Image-based solutions can be technically simpler because they back up used blocks, capturing the exact state of the disk. File-based solutions are more complicated but can support disaster recovery by backing up every file and folder, including their access rights and other attributes.
File-based backups often require less storage due to a number of reasons.
Excluding unneeded files – OS and applications routinely create various temporary, cache and log files that are unnecessary for disaster recovery. On Windows, some of the large files created by Volume Shadow Copy Service (VSS) and other Windows features under the System Volume Information folder are unnecessary for disaster recovery.
Several image-based products can skip disk blocks occupied by the OS’s page file and hibernation file, but not blocks of many of the other large unnecessary files.
Not affected by defragmentation – Mac OS and Windows automatically move files to reduce file system fragmentation.
This causes disk block changes which are backed up unnecessarily by image-based products.
Flexibility on what to back up – File-based backup provides great control for selecting what not to back up, further reducing storage space requirement.
Image-based backup lacks this flexibility and is larger.
Image-based products access used blocks sequentially, making full system backup and related restore very fast. In contrast, file-based solutions may need to seek back and forth to access each file, thereby lowering performance. This disadvantage may be partially mitigated by OS’s automatic defragmentation, file system level caching and solid state device. For incremental backup and restore, it is hard to say whether image-based approach or file-based would take less time, because performance heavily depends on specific product implementation and incremental backup format. Image-based solutions have the advantage of higher disk IO throughput while file-based solutions have the advantage of processing less data.

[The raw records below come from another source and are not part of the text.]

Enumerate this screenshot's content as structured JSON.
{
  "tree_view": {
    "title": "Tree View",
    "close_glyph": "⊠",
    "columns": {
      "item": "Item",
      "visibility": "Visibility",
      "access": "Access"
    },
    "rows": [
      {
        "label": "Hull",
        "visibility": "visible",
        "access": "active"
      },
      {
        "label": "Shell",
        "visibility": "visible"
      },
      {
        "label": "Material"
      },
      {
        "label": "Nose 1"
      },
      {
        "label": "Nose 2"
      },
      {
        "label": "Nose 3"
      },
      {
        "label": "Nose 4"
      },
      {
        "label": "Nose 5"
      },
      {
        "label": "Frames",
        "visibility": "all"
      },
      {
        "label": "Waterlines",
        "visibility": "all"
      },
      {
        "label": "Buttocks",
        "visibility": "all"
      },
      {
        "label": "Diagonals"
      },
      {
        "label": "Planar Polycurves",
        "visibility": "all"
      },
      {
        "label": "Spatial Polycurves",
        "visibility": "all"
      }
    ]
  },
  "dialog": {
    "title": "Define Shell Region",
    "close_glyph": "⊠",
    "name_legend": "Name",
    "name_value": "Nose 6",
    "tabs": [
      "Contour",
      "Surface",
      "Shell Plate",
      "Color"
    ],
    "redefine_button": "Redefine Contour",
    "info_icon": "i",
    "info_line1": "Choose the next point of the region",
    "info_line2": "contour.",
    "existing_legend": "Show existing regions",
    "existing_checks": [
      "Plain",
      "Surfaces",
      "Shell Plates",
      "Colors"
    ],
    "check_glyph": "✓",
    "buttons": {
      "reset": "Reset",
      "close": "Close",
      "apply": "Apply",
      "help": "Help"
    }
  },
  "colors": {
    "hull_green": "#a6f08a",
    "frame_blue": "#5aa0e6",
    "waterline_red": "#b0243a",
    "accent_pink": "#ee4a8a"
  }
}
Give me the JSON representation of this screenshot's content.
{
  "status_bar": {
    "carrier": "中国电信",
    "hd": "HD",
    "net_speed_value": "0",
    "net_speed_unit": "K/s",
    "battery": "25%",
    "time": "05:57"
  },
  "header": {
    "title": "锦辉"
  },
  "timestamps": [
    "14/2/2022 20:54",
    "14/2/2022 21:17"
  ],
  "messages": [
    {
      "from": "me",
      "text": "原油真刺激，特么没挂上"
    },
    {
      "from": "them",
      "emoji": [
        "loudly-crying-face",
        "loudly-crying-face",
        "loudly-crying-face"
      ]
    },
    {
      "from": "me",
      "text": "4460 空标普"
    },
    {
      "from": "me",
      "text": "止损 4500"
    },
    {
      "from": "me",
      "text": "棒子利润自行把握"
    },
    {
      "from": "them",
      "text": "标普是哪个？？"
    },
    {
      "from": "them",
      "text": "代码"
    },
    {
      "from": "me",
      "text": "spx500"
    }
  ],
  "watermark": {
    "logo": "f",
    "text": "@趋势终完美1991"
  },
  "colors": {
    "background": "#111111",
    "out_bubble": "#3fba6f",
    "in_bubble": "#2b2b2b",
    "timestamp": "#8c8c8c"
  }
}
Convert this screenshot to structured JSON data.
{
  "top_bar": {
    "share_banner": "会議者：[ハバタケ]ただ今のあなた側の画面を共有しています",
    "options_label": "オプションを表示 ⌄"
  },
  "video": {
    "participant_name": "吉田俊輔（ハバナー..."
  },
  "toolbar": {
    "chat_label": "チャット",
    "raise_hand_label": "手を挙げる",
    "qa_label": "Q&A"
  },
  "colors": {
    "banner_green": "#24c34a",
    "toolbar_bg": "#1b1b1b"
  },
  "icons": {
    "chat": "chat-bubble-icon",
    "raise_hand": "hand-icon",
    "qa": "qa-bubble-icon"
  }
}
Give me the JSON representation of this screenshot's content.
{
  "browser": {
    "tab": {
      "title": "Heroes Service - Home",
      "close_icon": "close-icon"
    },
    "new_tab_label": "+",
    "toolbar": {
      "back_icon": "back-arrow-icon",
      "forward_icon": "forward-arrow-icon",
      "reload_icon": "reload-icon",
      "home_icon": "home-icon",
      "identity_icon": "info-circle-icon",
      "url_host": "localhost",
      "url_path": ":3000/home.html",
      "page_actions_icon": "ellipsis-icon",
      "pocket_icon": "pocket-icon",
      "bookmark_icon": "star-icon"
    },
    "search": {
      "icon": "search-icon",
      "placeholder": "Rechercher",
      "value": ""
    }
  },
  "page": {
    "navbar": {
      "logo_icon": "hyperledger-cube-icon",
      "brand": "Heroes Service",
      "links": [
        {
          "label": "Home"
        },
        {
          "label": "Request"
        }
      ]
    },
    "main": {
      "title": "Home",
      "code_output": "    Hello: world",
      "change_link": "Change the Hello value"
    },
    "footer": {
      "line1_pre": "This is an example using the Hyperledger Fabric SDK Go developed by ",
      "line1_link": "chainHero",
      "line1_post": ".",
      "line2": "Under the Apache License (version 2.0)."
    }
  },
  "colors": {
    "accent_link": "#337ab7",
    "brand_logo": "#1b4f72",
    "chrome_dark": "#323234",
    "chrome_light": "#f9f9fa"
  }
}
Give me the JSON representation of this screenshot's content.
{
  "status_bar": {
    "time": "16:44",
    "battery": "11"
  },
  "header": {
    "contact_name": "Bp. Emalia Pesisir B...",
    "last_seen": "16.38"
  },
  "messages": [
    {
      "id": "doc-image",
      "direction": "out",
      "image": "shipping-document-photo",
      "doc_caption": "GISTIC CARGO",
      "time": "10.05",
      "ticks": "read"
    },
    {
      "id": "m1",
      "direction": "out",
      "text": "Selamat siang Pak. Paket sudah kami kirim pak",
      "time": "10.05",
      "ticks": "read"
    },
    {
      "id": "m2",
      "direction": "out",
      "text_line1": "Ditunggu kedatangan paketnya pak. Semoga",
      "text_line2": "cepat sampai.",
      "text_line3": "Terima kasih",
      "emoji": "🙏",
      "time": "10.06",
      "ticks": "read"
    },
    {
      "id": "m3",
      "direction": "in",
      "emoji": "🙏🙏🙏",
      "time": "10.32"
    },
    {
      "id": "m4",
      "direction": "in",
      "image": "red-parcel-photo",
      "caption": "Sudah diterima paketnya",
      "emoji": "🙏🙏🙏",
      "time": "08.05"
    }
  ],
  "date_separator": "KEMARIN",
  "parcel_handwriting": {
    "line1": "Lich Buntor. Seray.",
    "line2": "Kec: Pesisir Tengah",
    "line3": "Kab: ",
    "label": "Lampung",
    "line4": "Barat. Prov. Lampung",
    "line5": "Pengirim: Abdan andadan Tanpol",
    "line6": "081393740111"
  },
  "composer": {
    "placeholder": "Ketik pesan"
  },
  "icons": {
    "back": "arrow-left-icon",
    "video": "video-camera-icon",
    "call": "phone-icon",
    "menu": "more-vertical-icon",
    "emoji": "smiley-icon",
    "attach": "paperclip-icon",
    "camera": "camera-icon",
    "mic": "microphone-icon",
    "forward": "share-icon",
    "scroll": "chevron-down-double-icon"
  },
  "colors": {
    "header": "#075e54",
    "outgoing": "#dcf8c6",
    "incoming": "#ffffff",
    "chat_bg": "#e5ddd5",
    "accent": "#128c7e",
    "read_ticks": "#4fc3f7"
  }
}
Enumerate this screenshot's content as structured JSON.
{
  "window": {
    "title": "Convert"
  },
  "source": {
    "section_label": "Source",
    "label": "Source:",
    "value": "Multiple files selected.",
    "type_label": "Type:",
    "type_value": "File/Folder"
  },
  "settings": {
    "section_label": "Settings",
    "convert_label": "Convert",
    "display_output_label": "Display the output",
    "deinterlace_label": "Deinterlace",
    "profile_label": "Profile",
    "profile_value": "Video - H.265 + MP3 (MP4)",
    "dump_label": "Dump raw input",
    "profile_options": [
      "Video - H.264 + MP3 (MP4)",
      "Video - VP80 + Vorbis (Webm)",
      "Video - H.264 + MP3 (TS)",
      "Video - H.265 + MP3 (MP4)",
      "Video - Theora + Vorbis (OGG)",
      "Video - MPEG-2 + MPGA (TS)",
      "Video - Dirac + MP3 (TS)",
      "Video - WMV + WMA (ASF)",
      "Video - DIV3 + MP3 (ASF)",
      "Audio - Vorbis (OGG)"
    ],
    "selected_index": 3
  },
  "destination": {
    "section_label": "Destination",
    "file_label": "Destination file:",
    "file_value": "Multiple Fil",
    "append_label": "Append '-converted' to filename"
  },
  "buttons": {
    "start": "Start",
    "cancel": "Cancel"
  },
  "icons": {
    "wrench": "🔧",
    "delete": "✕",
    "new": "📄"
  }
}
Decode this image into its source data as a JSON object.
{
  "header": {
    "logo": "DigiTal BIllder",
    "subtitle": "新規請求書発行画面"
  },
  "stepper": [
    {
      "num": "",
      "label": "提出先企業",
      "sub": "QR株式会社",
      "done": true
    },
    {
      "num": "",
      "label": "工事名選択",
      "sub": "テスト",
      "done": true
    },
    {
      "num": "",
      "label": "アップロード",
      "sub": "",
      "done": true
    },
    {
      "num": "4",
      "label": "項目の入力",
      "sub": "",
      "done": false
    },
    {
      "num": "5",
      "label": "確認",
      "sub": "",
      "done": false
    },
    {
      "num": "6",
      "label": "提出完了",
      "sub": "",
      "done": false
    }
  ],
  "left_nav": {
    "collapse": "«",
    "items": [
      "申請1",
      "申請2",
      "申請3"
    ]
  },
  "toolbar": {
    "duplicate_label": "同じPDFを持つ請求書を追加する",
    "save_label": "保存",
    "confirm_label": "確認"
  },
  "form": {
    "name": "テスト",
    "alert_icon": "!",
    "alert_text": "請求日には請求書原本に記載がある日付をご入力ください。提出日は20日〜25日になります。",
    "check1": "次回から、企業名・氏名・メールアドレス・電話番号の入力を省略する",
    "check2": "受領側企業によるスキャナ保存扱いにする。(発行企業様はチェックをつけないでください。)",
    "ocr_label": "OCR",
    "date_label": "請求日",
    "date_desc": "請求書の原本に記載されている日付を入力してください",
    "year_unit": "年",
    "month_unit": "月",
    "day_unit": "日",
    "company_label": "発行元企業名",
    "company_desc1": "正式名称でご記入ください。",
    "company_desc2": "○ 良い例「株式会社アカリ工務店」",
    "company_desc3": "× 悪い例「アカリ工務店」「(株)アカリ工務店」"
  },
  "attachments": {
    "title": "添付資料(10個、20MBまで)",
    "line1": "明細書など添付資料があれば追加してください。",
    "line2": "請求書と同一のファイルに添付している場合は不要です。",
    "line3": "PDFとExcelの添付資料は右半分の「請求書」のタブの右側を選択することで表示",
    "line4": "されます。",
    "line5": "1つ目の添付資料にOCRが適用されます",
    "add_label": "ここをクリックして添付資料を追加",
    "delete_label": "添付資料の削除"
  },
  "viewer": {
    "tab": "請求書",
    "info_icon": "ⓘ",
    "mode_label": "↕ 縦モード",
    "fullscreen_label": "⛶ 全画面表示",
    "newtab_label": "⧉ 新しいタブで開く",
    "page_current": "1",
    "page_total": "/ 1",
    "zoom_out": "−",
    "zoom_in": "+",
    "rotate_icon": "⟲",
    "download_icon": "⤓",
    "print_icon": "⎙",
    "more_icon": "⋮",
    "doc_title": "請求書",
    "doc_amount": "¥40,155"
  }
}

Backing up VM’s virtual disks (e.g.
vhd) is effectively image-level backups. For information on the benefits of file-level backups for VMs, see our article.
Last Update: September 9, 2014